Look at a document. We have paragraphs, headings and subheadings for a reason; they're not strictly necessary, but we use them to make things more manageable. Same thing with folders.

Edited 2012-07-26 10:50 UTC

Reply Parent Score: 2

galvanash Member since:
2006-01-25

I'm going to extrapolate what you're saying to the real world. Basically you think that nothing should be organized a long as it tagged labelled, which basically amounts to a massive wall of documents covered in post-it notes labeling the various pages with strings showing connecting all the related documents. Those kinds of rooms are the rooms of crazy people.

All information in the world is organized in hierarchies simply because it would be too distracting to shove all information everywhere at a person.


Ugh.. Im not opposed to hierarchies. Im just saying your computer and its applications can do a much better job of defining them than you can. LET IT.

Hierarchies are great for browsing lots of things. So use them for that - the system can define them for you (by size, by types, by arbitrary metadata, whatever). The thing that is wrong about directories (from a UI perspective) is that they are location specific taxonomy, and they are exclusive. It is an artificial limitation - it is taking power away from you and making you waste braincells.

We even have stupid workarounds, like symbolic links, complicated things that serve no real purpose other than a UI crutch.

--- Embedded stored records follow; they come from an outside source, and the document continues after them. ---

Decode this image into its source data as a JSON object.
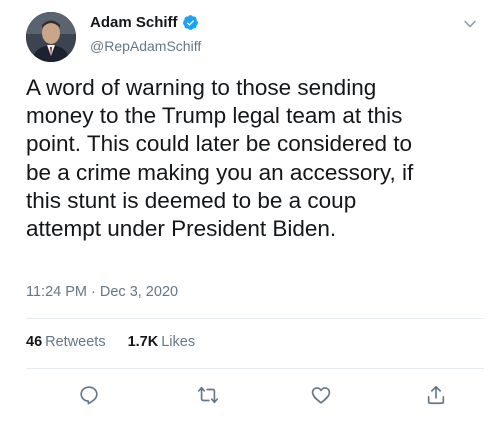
{
  "author": {
    "display_name": "Adam Schiff",
    "handle": "@RepAdamSchiff",
    "verified": true
  },
  "tweet": {
    "text": "A word of warning to those sending\nmoney to the Trump legal team at this\npoint.  This could later be considered to\nbe a crime making you an accessory, if\nthis stunt is deemed to be a coup\nattempt under President Biden.",
    "timestamp": "11:24 PM · Dec 3, 2020"
  },
  "stats": {
    "retweets_count": "46",
    "retweets_label": "Retweets",
    "likes_count": "1.7K",
    "likes_label": "Likes"
  },
  "icons": {
    "verified": "verified-badge-icon",
    "more": "chevron-down-icon",
    "reply": "reply-icon",
    "retweet": "retweet-icon",
    "like": "heart-icon",
    "share": "share-icon"
  },
  "colors": {
    "verified_blue": "#1da1f2",
    "secondary_text": "#657786",
    "primary_text": "#14171a"
  }
}
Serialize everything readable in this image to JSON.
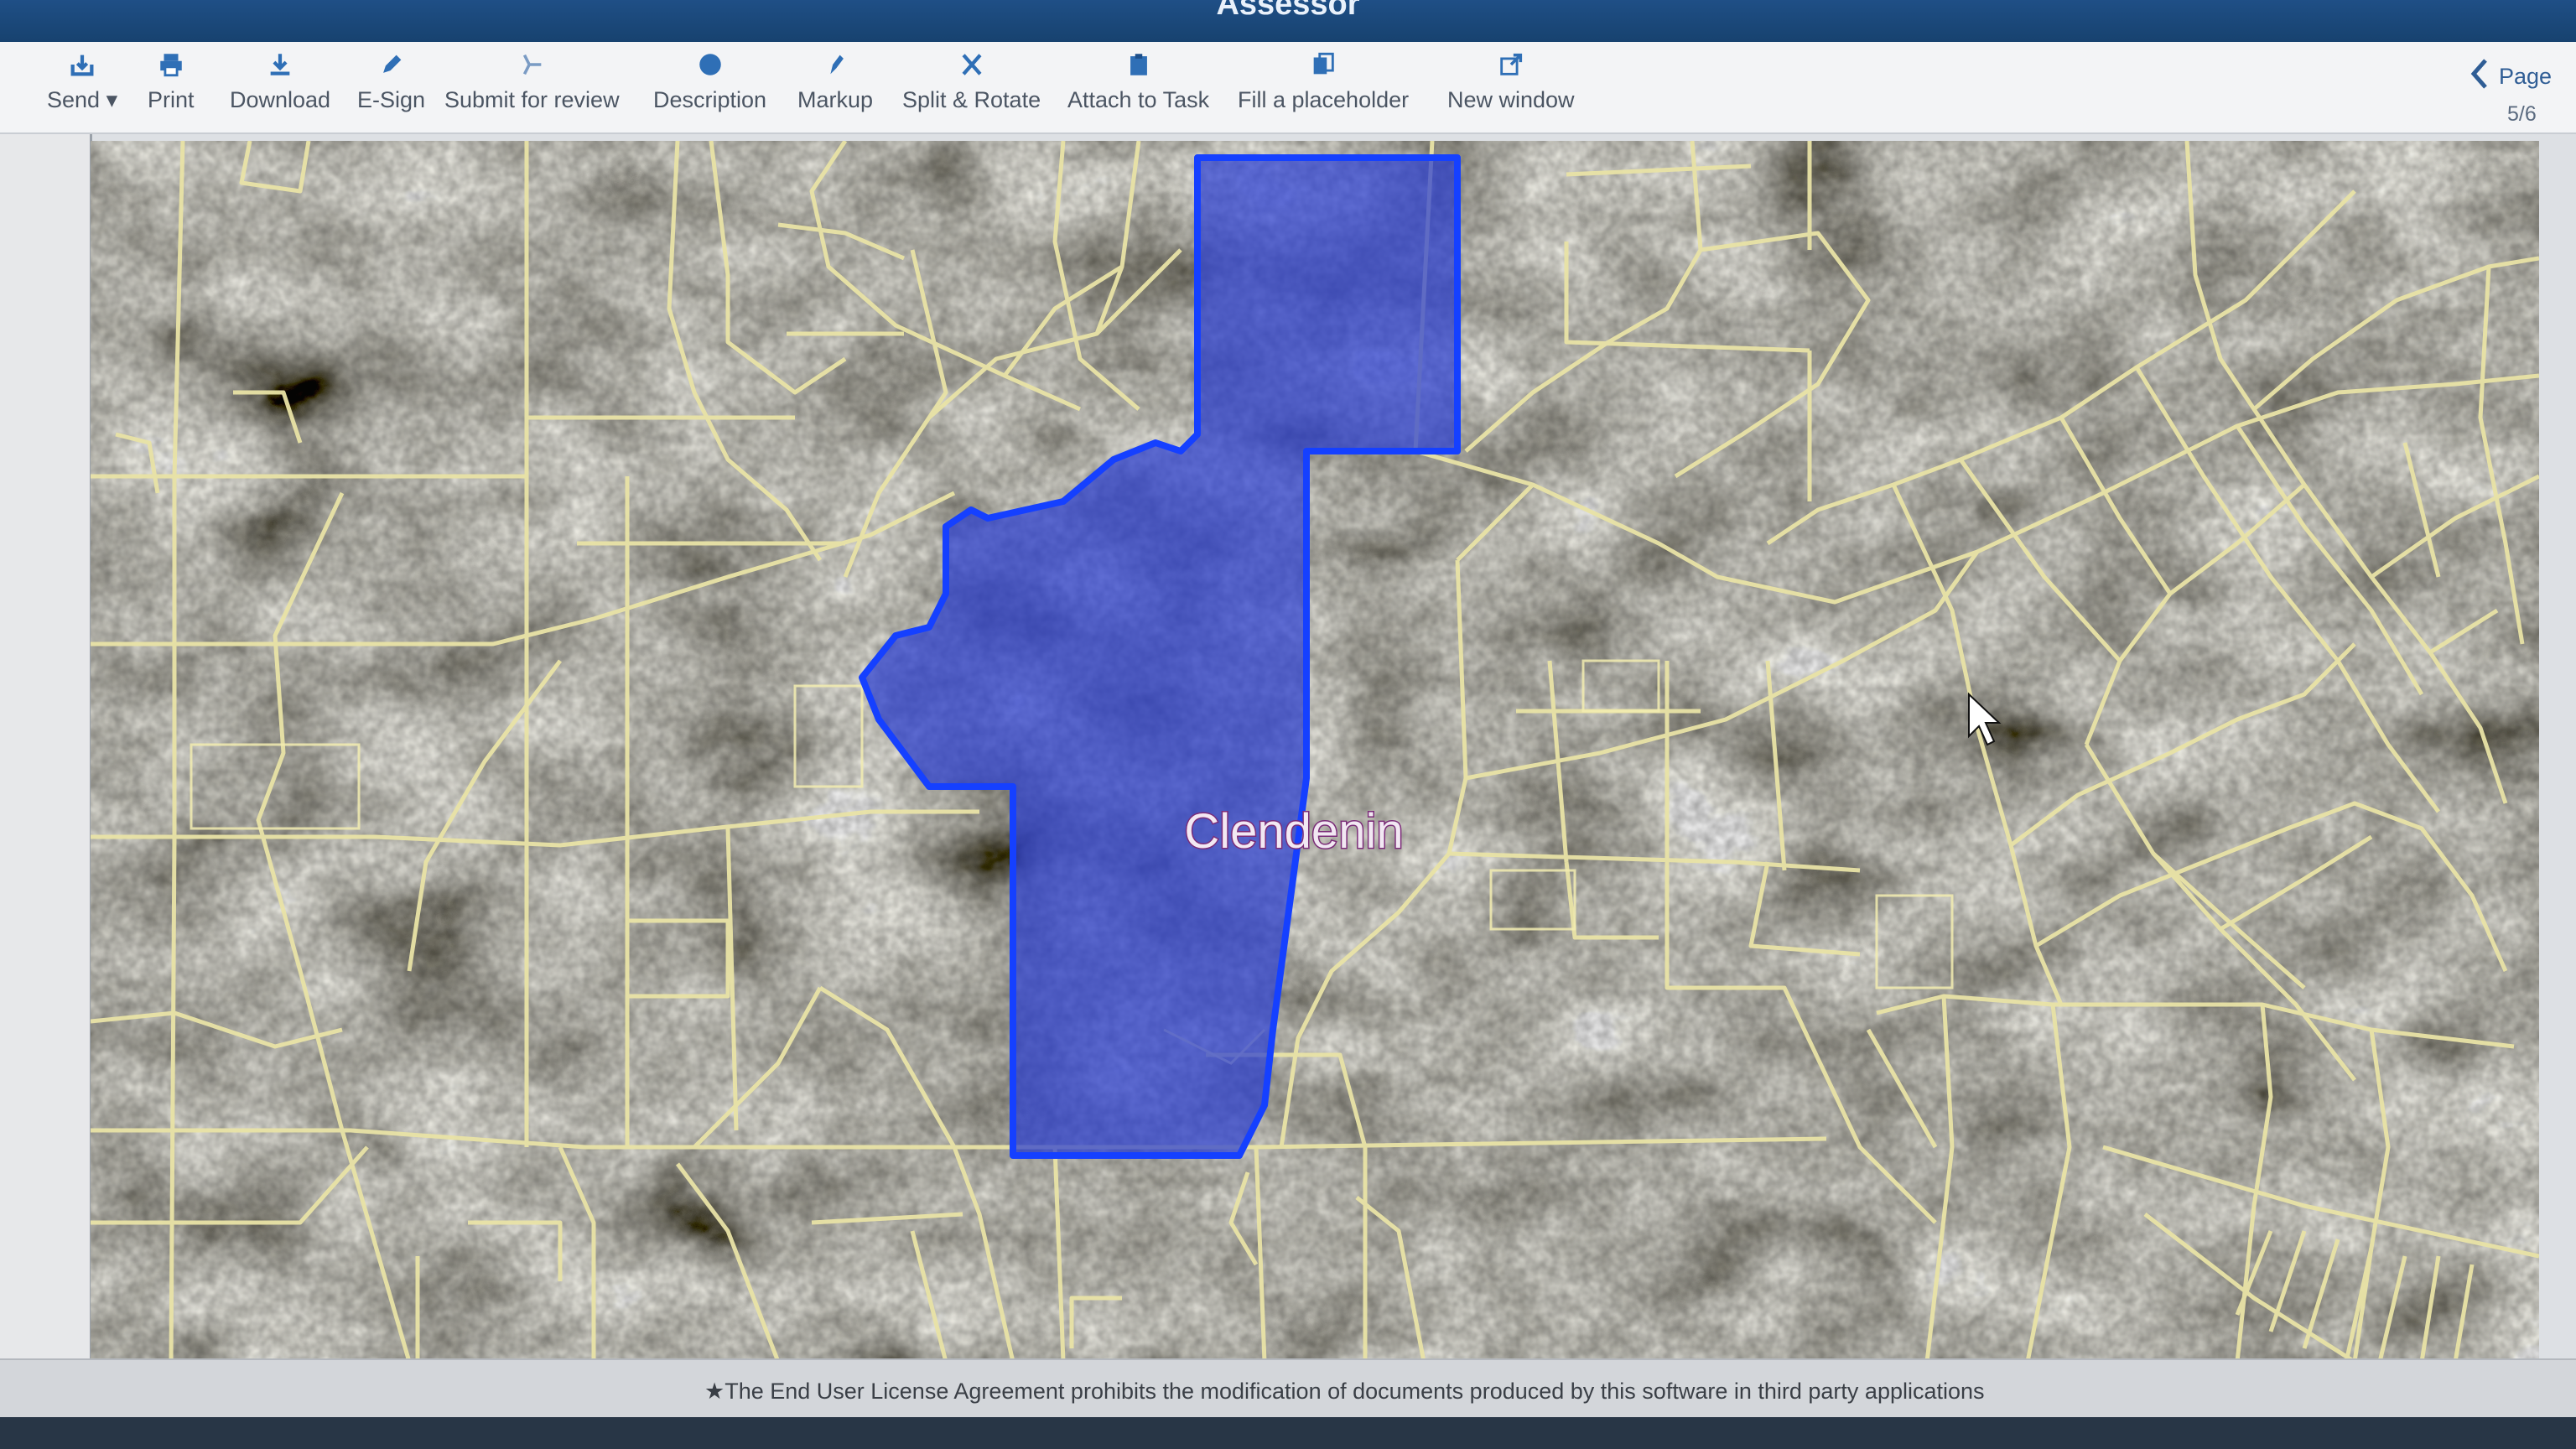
{
  "window": {
    "title": "Assessor"
  },
  "toolbar": {
    "send": "Send",
    "print": "Print",
    "download": "Download",
    "esign": "E-Sign",
    "submit_review": "Submit for review",
    "description": "Description",
    "markup": "Markup",
    "split_rotate": "Split & Rotate",
    "attach_task": "Attach to Task",
    "fill_placeholder": "Fill a placeholder",
    "new_window": "New window"
  },
  "pager": {
    "label": "Page",
    "count": "5/6"
  },
  "map": {
    "town_label": "Clendenin",
    "highlight_color": "#2b3fd0",
    "parcel_line_color": "#e9e3a6"
  },
  "footer": {
    "notice": "★The End User License Agreement prohibits the modification of documents produced by this software in third party applications"
  }
}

They shouldn't be necessary - the only reason that they exist is because we use hierarchies as the primary means of organized storage. We all concern ourselves with something that in reality doesn't even matter - "where is my file?". Why the hell should it matter where your file is - what matters is if you can get to it easily when you need to.

Im just saying why not let your computer keep things organized for you? That way you can, I don't know, go do real work.

Edited 2012-07-26 16:13 UTC

Reply Parent Score: 3

Alfman Member since:
2011-01-28

galvanash,

"The thing that is wrong about directories (from a UI perspective) is that they are location specific taxonomy, and they are exclusive. It is an artificial limitation - it is taking power away from you and making you waste braincells."

Oh you are hopeless, maybe this will help: DIRECTORIES ARE NOT EXCLUSIVE TO TAGGING AND METADATA!!! You seem to be wilfully ignorant of this fact and every single one of your arguments thus far has relied upon that ignorance to make a case in favour of metadata and against directories. You prefer tagging, fine, however you don't speak for me or anyone else. The big pile approach is a regression for millions of users and professionals. It's an arbitrary decree that computers shouldn't enable us to organise our digital files as we would in the physical world, all because you can't spare the brain power.


"Im just saying why not let your computer keep things organized for you? That way you can, I don't know, go do real work."

To the extent that works, then sure, but nobody here has argued against that.

Read DeadFishMan's post:
http://www.osnews.com/thread?528371

If a user uses a device to download music and movies, then metatags should work great. No user brain cells wasted here. Though it is still not an argument against *allowing* for directories. Permitting both is a simple solution that works for everyone, there's no reason to get authoritarian over how other users choose to work.

Edited 2012-07-26 17:27 UTC

Reply Parent Score: 1